What is expected:
Output every record again so that it matches the original word for word.

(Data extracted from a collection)

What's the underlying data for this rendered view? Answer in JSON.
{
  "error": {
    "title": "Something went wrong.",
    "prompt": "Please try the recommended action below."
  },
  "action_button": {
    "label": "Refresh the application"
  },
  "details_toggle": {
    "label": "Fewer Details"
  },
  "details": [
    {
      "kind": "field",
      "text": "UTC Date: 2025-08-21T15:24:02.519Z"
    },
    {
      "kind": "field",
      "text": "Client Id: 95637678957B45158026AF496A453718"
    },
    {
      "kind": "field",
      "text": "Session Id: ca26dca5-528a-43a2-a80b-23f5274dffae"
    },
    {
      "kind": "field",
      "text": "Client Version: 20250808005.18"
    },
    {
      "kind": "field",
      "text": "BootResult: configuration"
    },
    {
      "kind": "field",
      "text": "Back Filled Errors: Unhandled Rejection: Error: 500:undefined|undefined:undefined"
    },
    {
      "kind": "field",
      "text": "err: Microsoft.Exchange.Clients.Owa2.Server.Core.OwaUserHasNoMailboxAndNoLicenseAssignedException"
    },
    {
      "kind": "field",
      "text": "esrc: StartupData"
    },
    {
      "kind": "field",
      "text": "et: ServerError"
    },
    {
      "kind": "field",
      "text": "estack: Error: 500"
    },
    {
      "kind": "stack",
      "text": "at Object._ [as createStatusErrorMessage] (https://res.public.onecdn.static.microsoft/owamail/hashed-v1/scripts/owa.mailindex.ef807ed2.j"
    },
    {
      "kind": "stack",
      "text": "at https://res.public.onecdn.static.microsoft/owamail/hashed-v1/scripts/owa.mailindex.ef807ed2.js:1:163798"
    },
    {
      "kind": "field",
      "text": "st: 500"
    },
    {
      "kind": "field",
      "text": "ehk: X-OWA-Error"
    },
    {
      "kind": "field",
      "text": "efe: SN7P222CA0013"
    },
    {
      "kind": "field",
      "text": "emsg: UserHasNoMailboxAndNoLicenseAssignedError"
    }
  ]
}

Response:
What's the underlying data for this rendered view? Answer in JSON.
{
  "error": {
    "title": "Something went wrong.",
    "prompt": "Please try the recommended action below."
  },
  "action_button": {
    "label": "Refresh the application"
  },
  "details_toggle": {
    "label": "Fewer Details"
  },
  "details": [
    {
      "kind": "field",
      "text": "UTC Date: 2025-08-21T15:24:02.519Z"
    },
    {
      "kind": "field",
      "text": "Client Id: 95637678957B45158026AF496A453718"
    },
    {
      "kind": "field",
      "text": "Session Id: ca26dca5-528a-43a2-a80b-23f5274dffae"
    },
    {
      "kind": "field",
      "text": "Client Version: 20250808005.18"
    },
    {
      "kind": "field",
      "text": "BootResult: configuration"
    },
    {
      "kind": "field",
      "text": "Back Filled Errors: Unhandled Rejection: Error: 500:undefined|undefined:undefined"
    },
    {
      "kind": "field",
      "text": "err: Microsoft.Exchange.Clients.Owa2.Server.Core.OwaUserHasNoMailboxAndNoLicenseAssignedException"
    },
    {
      "kind": "field",
      "text": "esrc: StartupData"
    },
    {
      "kind": "field",
      "text": "et: ServerError"
    },
    {
      "kind": "field",
      "text": "estack: Error: 500"
    },
    {
      "kind": "stack",
      "text": "at Object._ [as createStatusErrorMessage] (https://res.public.onecdn.static.microsoft/owamail/hashed-v1/scripts/owa.mailindex.ef807ed2.j"
    },
    {
      "kind": "stack",
      "text": "at https://res.public.onecdn.static.microsoft/owamail/hashed-v1/scripts/owa.mailindex.ef807ed2.js:1:163798"
    },
    {
      "kind": "field",
      "text": "st: 500"
    },
    {
      "kind": "field",
      "text": "ehk: X-OWA-Error"
    },
    {
      "kind": "field",
      "text": "efe: SN7P222CA0013"
    },
    {
      "kind": "field",
      "text": "emsg: UserHasNoMailboxAndNoLicenseAssignedError"
    }
  ]
}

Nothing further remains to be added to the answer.